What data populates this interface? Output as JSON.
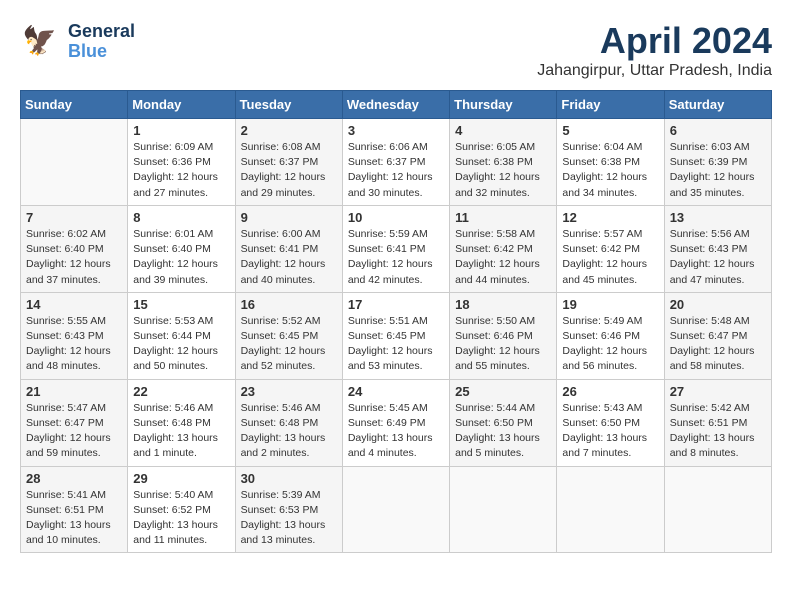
{
  "header": {
    "logo_general": "General",
    "logo_blue": "Blue",
    "month_title": "April 2024",
    "location": "Jahangirpur, Uttar Pradesh, India"
  },
  "weekdays": [
    "Sunday",
    "Monday",
    "Tuesday",
    "Wednesday",
    "Thursday",
    "Friday",
    "Saturday"
  ],
  "weeks": [
    [
      {
        "day": "",
        "info": ""
      },
      {
        "day": "1",
        "info": "Sunrise: 6:09 AM\nSunset: 6:36 PM\nDaylight: 12 hours\nand 27 minutes."
      },
      {
        "day": "2",
        "info": "Sunrise: 6:08 AM\nSunset: 6:37 PM\nDaylight: 12 hours\nand 29 minutes."
      },
      {
        "day": "3",
        "info": "Sunrise: 6:06 AM\nSunset: 6:37 PM\nDaylight: 12 hours\nand 30 minutes."
      },
      {
        "day": "4",
        "info": "Sunrise: 6:05 AM\nSunset: 6:38 PM\nDaylight: 12 hours\nand 32 minutes."
      },
      {
        "day": "5",
        "info": "Sunrise: 6:04 AM\nSunset: 6:38 PM\nDaylight: 12 hours\nand 34 minutes."
      },
      {
        "day": "6",
        "info": "Sunrise: 6:03 AM\nSunset: 6:39 PM\nDaylight: 12 hours\nand 35 minutes."
      }
    ],
    [
      {
        "day": "7",
        "info": "Sunrise: 6:02 AM\nSunset: 6:40 PM\nDaylight: 12 hours\nand 37 minutes."
      },
      {
        "day": "8",
        "info": "Sunrise: 6:01 AM\nSunset: 6:40 PM\nDaylight: 12 hours\nand 39 minutes."
      },
      {
        "day": "9",
        "info": "Sunrise: 6:00 AM\nSunset: 6:41 PM\nDaylight: 12 hours\nand 40 minutes."
      },
      {
        "day": "10",
        "info": "Sunrise: 5:59 AM\nSunset: 6:41 PM\nDaylight: 12 hours\nand 42 minutes."
      },
      {
        "day": "11",
        "info": "Sunrise: 5:58 AM\nSunset: 6:42 PM\nDaylight: 12 hours\nand 44 minutes."
      },
      {
        "day": "12",
        "info": "Sunrise: 5:57 AM\nSunset: 6:42 PM\nDaylight: 12 hours\nand 45 minutes."
      },
      {
        "day": "13",
        "info": "Sunrise: 5:56 AM\nSunset: 6:43 PM\nDaylight: 12 hours\nand 47 minutes."
      }
    ],
    [
      {
        "day": "14",
        "info": "Sunrise: 5:55 AM\nSunset: 6:43 PM\nDaylight: 12 hours\nand 48 minutes."
      },
      {
        "day": "15",
        "info": "Sunrise: 5:53 AM\nSunset: 6:44 PM\nDaylight: 12 hours\nand 50 minutes."
      },
      {
        "day": "16",
        "info": "Sunrise: 5:52 AM\nSunset: 6:45 PM\nDaylight: 12 hours\nand 52 minutes."
      },
      {
        "day": "17",
        "info": "Sunrise: 5:51 AM\nSunset: 6:45 PM\nDaylight: 12 hours\nand 53 minutes."
      },
      {
        "day": "18",
        "info": "Sunrise: 5:50 AM\nSunset: 6:46 PM\nDaylight: 12 hours\nand 55 minutes."
      },
      {
        "day": "19",
        "info": "Sunrise: 5:49 AM\nSunset: 6:46 PM\nDaylight: 12 hours\nand 56 minutes."
      },
      {
        "day": "20",
        "info": "Sunrise: 5:48 AM\nSunset: 6:47 PM\nDaylight: 12 hours\nand 58 minutes."
      }
    ],
    [
      {
        "day": "21",
        "info": "Sunrise: 5:47 AM\nSunset: 6:47 PM\nDaylight: 12 hours\nand 59 minutes."
      },
      {
        "day": "22",
        "info": "Sunrise: 5:46 AM\nSunset: 6:48 PM\nDaylight: 13 hours\nand 1 minute."
      },
      {
        "day": "23",
        "info": "Sunrise: 5:46 AM\nSunset: 6:48 PM\nDaylight: 13 hours\nand 2 minutes."
      },
      {
        "day": "24",
        "info": "Sunrise: 5:45 AM\nSunset: 6:49 PM\nDaylight: 13 hours\nand 4 minutes."
      },
      {
        "day": "25",
        "info": "Sunrise: 5:44 AM\nSunset: 6:50 PM\nDaylight: 13 hours\nand 5 minutes."
      },
      {
        "day": "26",
        "info": "Sunrise: 5:43 AM\nSunset: 6:50 PM\nDaylight: 13 hours\nand 7 minutes."
      },
      {
        "day": "27",
        "info": "Sunrise: 5:42 AM\nSunset: 6:51 PM\nDaylight: 13 hours\nand 8 minutes."
      }
    ],
    [
      {
        "day": "28",
        "info": "Sunrise: 5:41 AM\nSunset: 6:51 PM\nDaylight: 13 hours\nand 10 minutes."
      },
      {
        "day": "29",
        "info": "Sunrise: 5:40 AM\nSunset: 6:52 PM\nDaylight: 13 hours\nand 11 minutes."
      },
      {
        "day": "30",
        "info": "Sunrise: 5:39 AM\nSunset: 6:53 PM\nDaylight: 13 hours\nand 13 minutes."
      },
      {
        "day": "",
        "info": ""
      },
      {
        "day": "",
        "info": ""
      },
      {
        "day": "",
        "info": ""
      },
      {
        "day": "",
        "info": ""
      }
    ]
  ]
}
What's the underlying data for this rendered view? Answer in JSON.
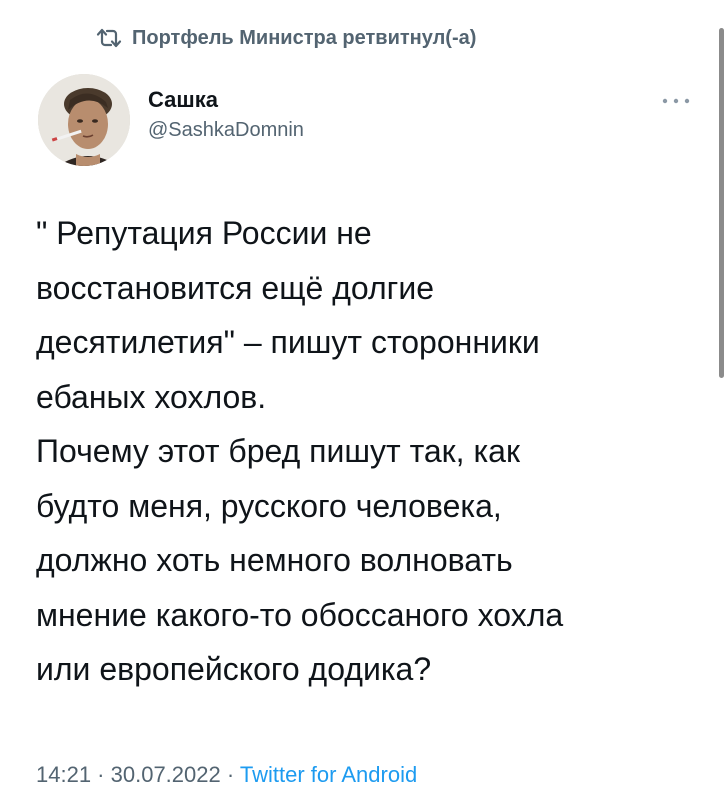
{
  "retweet": {
    "icon": "retweet-icon",
    "text": "Портфель Министра ретвитнул(-а)"
  },
  "author": {
    "display_name": "Сашка",
    "handle": "@SashkaDomnin",
    "avatar": "avatar-photo"
  },
  "more": {
    "icon": "more-horizontal-icon"
  },
  "tweet": {
    "text": "\" Репутация России не\nвосстановится ещё долгие\nдесятилетия\" – пишут сторонники\nебаных хохлов.\nПочему этот бред пишут так, как\nбудто меня, русского человека,\nдолжно хоть немного волновать\nмнение какого-то обоссаного хохла\nили европейского додика?"
  },
  "meta": {
    "time": "14:21",
    "separator": " · ",
    "date": "30.07.2022",
    "source": "Twitter for Android"
  },
  "colors": {
    "secondary_text": "#536471",
    "link": "#1d9bf0",
    "primary_text": "#0f1419"
  }
}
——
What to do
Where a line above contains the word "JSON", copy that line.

Written solution
What data populates this interface? Output as JSON.
What's the underlying data for this rendered view? Answer in JSON.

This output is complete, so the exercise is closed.